[Interface dataset entries]
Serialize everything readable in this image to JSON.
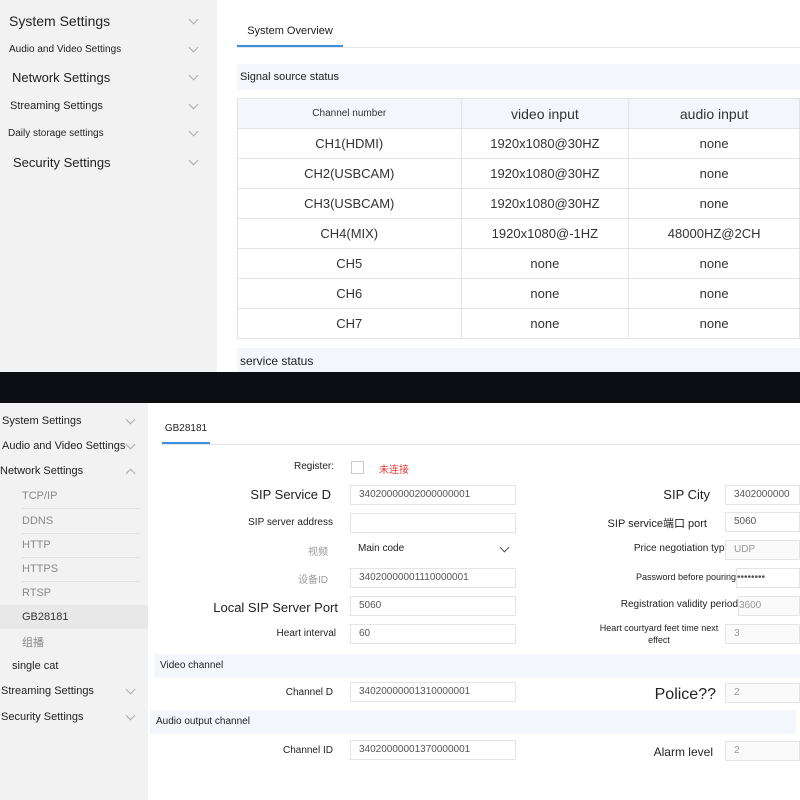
{
  "top": {
    "sidebar": [
      {
        "label": "System Settings"
      },
      {
        "label": "Audio and Video Settings"
      },
      {
        "label": "Network Settings"
      },
      {
        "label": "Streaming Settings"
      },
      {
        "label": "Daily storage settings"
      },
      {
        "label": "Security Settings"
      }
    ],
    "tab": "System Overview",
    "signal_section": "Signal source status",
    "table": {
      "headers": [
        "Channel number",
        "video input",
        "audio input"
      ],
      "rows": [
        [
          "CH1(HDMI)",
          "1920x1080@30HZ",
          "none"
        ],
        [
          "CH2(USBCAM)",
          "1920x1080@30HZ",
          "none"
        ],
        [
          "CH3(USBCAM)",
          "1920x1080@30HZ",
          "none"
        ],
        [
          "CH4(MIX)",
          "1920x1080@-1HZ",
          "48000HZ@2CH"
        ],
        [
          "CH5",
          "none",
          "none"
        ],
        [
          "CH6",
          "none",
          "none"
        ],
        [
          "CH7",
          "none",
          "none"
        ]
      ]
    },
    "service_section": "service status"
  },
  "bottom": {
    "sidebar": {
      "system": "System Settings",
      "audio_video": "Audio and Video Settings",
      "network": "Network Settings",
      "sub_items": [
        "TCP/IP",
        "DDNS",
        "HTTP",
        "HTTPS",
        "RTSP",
        "GB28181",
        "组播"
      ],
      "single_cat": "single cat",
      "streaming": "Streaming Settings",
      "security": "Security Settings"
    },
    "tab": "GB28181",
    "form": {
      "register_label": "Register:",
      "register_status": "未连接",
      "sip_service_d_label": "SIP Service D",
      "sip_service_d_value": "34020000002000000001",
      "sip_server_address_label": "SIP server address",
      "sip_server_address_value": "",
      "video_label": "视频",
      "video_value": "Main code",
      "device_id_label": "设备ID",
      "device_id_value": "34020000001110000001",
      "local_sip_port_label": "Local SIP Server Port",
      "local_sip_port_value": "5060",
      "heart_interval_label": "Heart interval",
      "heart_interval_value": "60",
      "sip_city_label": "SIP City",
      "sip_city_value": "3402000000",
      "sip_service_port_label": "SIP service端口 port",
      "sip_service_port_value": "5060",
      "price_negotiation_label": "Price negotiation type",
      "price_negotiation_value": "UDP",
      "password_label": "Password before pouring",
      "password_value": "••••••••",
      "registration_validity_label": "Registration validity period",
      "registration_validity_value": "3600",
      "heart_courtyard_label_1": "Heart courtyard feet time next",
      "heart_courtyard_label_2": "effect",
      "heart_courtyard_value": "3"
    },
    "video_channel_section": "Video channel",
    "channel_d_label": "Channel D",
    "channel_d_value": "34020000001310000001",
    "police_label": "Police??",
    "police_value": "2",
    "audio_output_section": "Audio output channel",
    "channel_id_label": "Channel ID",
    "channel_id_value": "34020000001370000001",
    "alarm_level_label": "Alarm level",
    "alarm_level_value": "2"
  }
}
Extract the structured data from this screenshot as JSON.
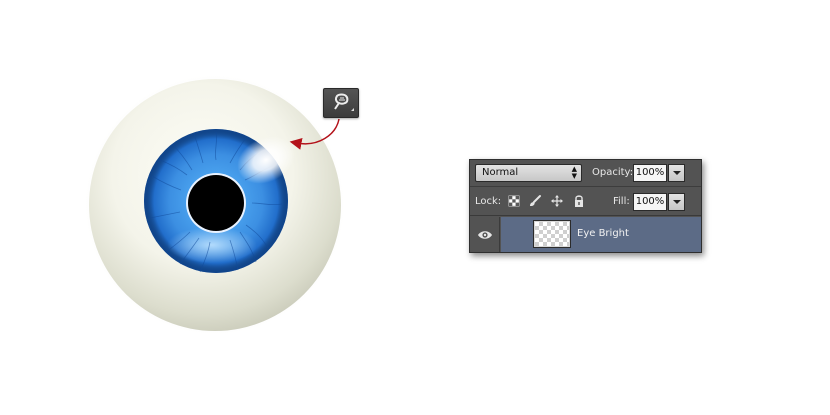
{
  "canvas": {
    "background": "#ffffff",
    "illustration": "eyeball",
    "sclera_color": "#f3f3ea",
    "iris_color": "#2f7fd6",
    "pupil_color": "#000000",
    "highlight": "eye-bright-glow",
    "annotation_arrow_color": "#b3121a"
  },
  "tool_tile": {
    "icon": "dodge-tool-icon"
  },
  "layers_panel": {
    "blend_mode": "Normal",
    "opacity_label": "Opacity:",
    "opacity_value": "100%",
    "lock_label": "Lock:",
    "lock_icons": [
      "lock-transparent-pixels-icon",
      "lock-image-pixels-icon",
      "lock-position-icon",
      "lock-all-icon"
    ],
    "fill_label": "Fill:",
    "fill_value": "100%",
    "layer": {
      "name": "Eye Bright",
      "visible": true,
      "selected": true,
      "visibility_icon": "eye-icon",
      "thumbnail": "transparent-checkerboard"
    },
    "colors": {
      "panel_bg": "#535353",
      "selected_row": "#5c6b86"
    }
  }
}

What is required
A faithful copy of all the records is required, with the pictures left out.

Result of the exercise
Serialize everything readable in this image to JSON.
{
  "top": {
    "sidebar": [
      {
        "label": "System Settings"
      },
      {
        "label": "Audio and Video Settings"
      },
      {
        "label": "Network Settings"
      },
      {
        "label": "Streaming Settings"
      },
      {
        "label": "Daily storage settings"
      },
      {
        "label": "Security Settings"
      }
    ],
    "tab": "System Overview",
    "signal_section": "Signal source status",
    "table": {
      "headers": [
        "Channel number",
        "video input",
        "audio input"
      ],
      "rows": [
        [
          "CH1(HDMI)",
          "1920x1080@30HZ",
          "none"
        ],
        [
          "CH2(USBCAM)",
          "1920x1080@30HZ",
          "none"
        ],
        [
          "CH3(USBCAM)",
          "1920x1080@30HZ",
          "none"
        ],
        [
          "CH4(MIX)",
          "1920x1080@-1HZ",
          "48000HZ@2CH"
        ],
        [
          "CH5",
          "none",
          "none"
        ],
        [
          "CH6",
          "none",
          "none"
        ],
        [
          "CH7",
          "none",
          "none"
        ]
      ]
    },
    "service_section": "service status"
  },
  "bottom": {
    "sidebar": {
      "system": "System Settings",
      "audio_video": "Audio and Video Settings",
      "network": "Network Settings",
      "sub_items": [
        "TCP/IP",
        "DDNS",
        "HTTP",
        "HTTPS",
        "RTSP",
        "GB28181",
        "组播"
      ],
      "single_cat": "single cat",
      "streaming": "Streaming Settings",
      "security": "Security Settings"
    },
    "tab": "GB28181",
    "form": {
      "register_label": "Register:",
      "register_status": "未连接",
      "sip_service_d_label": "SIP Service D",
      "sip_service_d_value": "34020000002000000001",
      "sip_server_address_label": "SIP server address",
      "sip_server_address_value": "",
      "video_label": "视频",
      "video_value": "Main code",
      "device_id_label": "设备ID",
      "device_id_value": "34020000001110000001",
      "local_sip_port_label": "Local SIP Server Port",
      "local_sip_port_value": "5060",
      "heart_interval_label": "Heart interval",
      "heart_interval_value": "60",
      "sip_city_label": "SIP City",
      "sip_city_value": "3402000000",
      "sip_service_port_label": "SIP service端口 port",
      "sip_service_port_value": "5060",
      "price_negotiation_label": "Price negotiation type",
      "price_negotiation_value": "UDP",
      "password_label": "Password before pouring",
      "password_value": "••••••••",
      "registration_validity_label": "Registration validity period",
      "registration_validity_value": "3600",
      "heart_courtyard_label_1": "Heart courtyard feet time next",
      "heart_courtyard_label_2": "effect",
      "heart_courtyard_value": "3"
    },
    "video_channel_section": "Video channel",
    "channel_d_label": "Channel D",
    "channel_d_value": "34020000001310000001",
    "police_label": "Police??",
    "police_value": "2",
    "audio_output_section": "Audio output channel",
    "channel_id_label": "Channel ID",
    "channel_id_value": "34020000001370000001",
    "alarm_level_label": "Alarm level",
    "alarm_level_value": "2"
  }
}
Extract the structured data from this screenshot as JSON.
{
  "canvas": {
    "background": "#ffffff",
    "illustration": "eyeball",
    "sclera_color": "#f3f3ea",
    "iris_color": "#2f7fd6",
    "pupil_color": "#000000",
    "highlight": "eye-bright-glow",
    "annotation_arrow_color": "#b3121a"
  },
  "tool_tile": {
    "icon": "dodge-tool-icon"
  },
  "layers_panel": {
    "blend_mode": "Normal",
    "opacity_label": "Opacity:",
    "opacity_value": "100%",
    "lock_label": "Lock:",
    "lock_icons": [
      "lock-transparent-pixels-icon",
      "lock-image-pixels-icon",
      "lock-position-icon",
      "lock-all-icon"
    ],
    "fill_label": "Fill:",
    "fill_value": "100%",
    "layer": {
      "name": "Eye Bright",
      "visible": true,
      "selected": true,
      "visibility_icon": "eye-icon",
      "thumbnail": "transparent-checkerboard"
    },
    "colors": {
      "panel_bg": "#535353",
      "selected_row": "#5c6b86"
    }
  }
}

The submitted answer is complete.